Ferguson's government and others in the developed world are being asked to comprehend even more than that, however. They have been repeatedly warned by the International Energy Agency that, even if the Organisation for Economic Co-operation and Development countries collectively reduce their greenhouse gas emissions to zero by 2030, they cannot put the world on track to achieve stablisation of carbon dioxide levels in the atmosphere at 450 parts per million.
When the IEA delivers its new world energy outlook in September, ahead of the Copenhagen global warming treaty summit in December, this gobsmacking message can only be reinforced. Non-OECD countries are heading towards a collective volume of emissions of more than 25 billion tonnes a year by 2030, compared by then with less than 15 billion tonnes for the OECD nations.
In the vanguard, of course, is China, but not because it is ignoring the issue.

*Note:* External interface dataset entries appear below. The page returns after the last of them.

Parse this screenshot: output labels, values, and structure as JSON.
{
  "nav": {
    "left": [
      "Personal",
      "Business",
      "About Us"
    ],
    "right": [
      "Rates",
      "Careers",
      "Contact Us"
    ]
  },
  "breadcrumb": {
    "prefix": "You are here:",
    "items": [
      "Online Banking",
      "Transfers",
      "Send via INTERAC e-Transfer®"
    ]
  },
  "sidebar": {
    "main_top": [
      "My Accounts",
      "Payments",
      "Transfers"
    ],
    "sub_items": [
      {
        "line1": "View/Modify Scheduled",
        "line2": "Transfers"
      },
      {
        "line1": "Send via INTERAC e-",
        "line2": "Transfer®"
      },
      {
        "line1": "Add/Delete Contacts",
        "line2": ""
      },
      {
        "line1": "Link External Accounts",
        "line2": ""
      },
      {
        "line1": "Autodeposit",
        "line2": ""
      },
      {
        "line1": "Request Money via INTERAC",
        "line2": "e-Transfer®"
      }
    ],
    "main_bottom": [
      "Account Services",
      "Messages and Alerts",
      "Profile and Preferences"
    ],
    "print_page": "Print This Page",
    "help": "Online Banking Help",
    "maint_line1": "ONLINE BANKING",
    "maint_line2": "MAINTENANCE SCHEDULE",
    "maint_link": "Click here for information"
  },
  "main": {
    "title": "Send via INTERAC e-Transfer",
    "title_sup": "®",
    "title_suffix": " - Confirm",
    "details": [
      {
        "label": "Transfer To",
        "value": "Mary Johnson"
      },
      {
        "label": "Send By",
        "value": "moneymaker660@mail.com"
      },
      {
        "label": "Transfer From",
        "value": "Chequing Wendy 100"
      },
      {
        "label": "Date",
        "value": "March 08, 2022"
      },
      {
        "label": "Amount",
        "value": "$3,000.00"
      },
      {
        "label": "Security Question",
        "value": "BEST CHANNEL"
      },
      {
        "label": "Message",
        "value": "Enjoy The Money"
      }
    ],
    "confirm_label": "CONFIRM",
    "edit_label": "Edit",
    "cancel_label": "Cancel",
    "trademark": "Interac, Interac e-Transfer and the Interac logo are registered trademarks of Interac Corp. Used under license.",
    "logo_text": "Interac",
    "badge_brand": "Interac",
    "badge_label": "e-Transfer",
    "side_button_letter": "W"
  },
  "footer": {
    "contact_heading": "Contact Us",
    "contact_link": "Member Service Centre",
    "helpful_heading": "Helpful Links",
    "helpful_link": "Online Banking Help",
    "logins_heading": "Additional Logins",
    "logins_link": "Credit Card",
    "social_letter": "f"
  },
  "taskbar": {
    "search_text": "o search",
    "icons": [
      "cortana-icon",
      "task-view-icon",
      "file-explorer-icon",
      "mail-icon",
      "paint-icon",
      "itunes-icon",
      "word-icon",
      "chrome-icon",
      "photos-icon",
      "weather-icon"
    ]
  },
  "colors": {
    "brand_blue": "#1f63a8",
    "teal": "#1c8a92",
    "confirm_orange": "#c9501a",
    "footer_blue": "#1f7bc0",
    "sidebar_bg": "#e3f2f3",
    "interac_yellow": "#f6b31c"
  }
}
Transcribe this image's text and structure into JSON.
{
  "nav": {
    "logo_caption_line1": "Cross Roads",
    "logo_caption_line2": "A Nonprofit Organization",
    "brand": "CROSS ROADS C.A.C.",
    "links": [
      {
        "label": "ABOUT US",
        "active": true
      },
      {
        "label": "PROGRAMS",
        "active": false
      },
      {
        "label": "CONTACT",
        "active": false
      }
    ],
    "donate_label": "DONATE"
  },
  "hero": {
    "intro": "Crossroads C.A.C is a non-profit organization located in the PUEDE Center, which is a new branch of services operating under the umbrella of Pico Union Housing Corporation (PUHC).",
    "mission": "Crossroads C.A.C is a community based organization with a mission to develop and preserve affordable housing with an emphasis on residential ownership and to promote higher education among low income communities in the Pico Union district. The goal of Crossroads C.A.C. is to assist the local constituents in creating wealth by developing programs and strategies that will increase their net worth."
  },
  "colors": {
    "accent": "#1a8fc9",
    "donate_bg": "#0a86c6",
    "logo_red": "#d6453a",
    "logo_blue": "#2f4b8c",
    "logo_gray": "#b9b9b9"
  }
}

Ferguson could have also cited a set of startling Chinese green power statistics in his mid-July speech to the Queensland Resources Council.
By 2020 China aims to have installed 300,000MW of hydro power (equal to 80 Snowy Mountains schemes), 30,000MW of plants fuelled by agricultural waste, 1800MW of solar power and more than 50,000MW of wind farms (about four times what will be needed here to meet the Rudd renewable energy target).
This will involve spending $US33billion ($40.3bn) a year on renewable energy.
Everything about the Chinese effort is mindboggling. For example, it now employs 600,000 people (twice the population of Canberra) installing solar hot-water heaters in a $US2bn a year business. Its electric bicycle business is worth more than $US6bn a year.
Nor are its efforts to reduce the environmental impact of its coal-burning generators to be underestimated. Since 2005 China has required all new large power plants to use at least high-efficiency, super-critical technology and since 2007 it has shut down smaller, inefficient plants with a capacity of 14,380MW (more generation capacity than in NSW).
This is allowing China to leapfrog the less efficient coal technology that is dominant in the developed world, including Australia.
At Yuhuan, it has commissioned 4000MW, almost as much capacity as the largest generating complex in Australia, Bayswater-Liddell, of ultra-super-critical generation, the largest operation of its kind in the world, providing power to 10 million households, with a thermal conversion efficiency of 45 per cent, about one-quarter better than conventional coal-burning generators.
What's more, the operator, Huaneng Group, the largest power company in China and rumoured to have an eye on NSW, built Yuhuan at a capital cost about 40 per cent below equivalent installation charges in the West.
There is a considerable difference of opinion in China over carbon capture and storage - opponents there, as here, point to the cost and concerns about environmental risks associated with storing massive amounts of carbon dioxide - but that hasn't stopped Huaneng pursuing its Green-gen project at the head of a consortium of seven companies. The first stage, costing $US360 million, is scheduled to deliver a capture-ready 250MW integrated, gasified combined cycle plant in the near future, to be followed by a 400MW plant with a storage add-on in 2012 and hydrogen production capacity. Stage 3 will be a commercial-scale carbon capture and storage plant.
What all this, and a great deal more, adds up to, the Chinese point out, is that they are taking targeted action to mitigate greenhouse gas emissions and that the transition to lower-carbon solutions is generating jobs and increased energy security.
They are on track, the optimists claim, to peak emissions there by 2020, and then to reduce emissions to an average of two tonnes a head by 2050. It is about five tonnes a person today.
The problem is that, even if they do succeed in this, and other developing countries do as well, on the IEA numbers the 450ppm target is several bridges too far.
But it does, at least, provide some perspective for the "example to the world" that Rudd, Wong and Co want to take to Copenhagen. Do you remember Paul Hogan's Crocodile Dundee line? "Call that a knife?"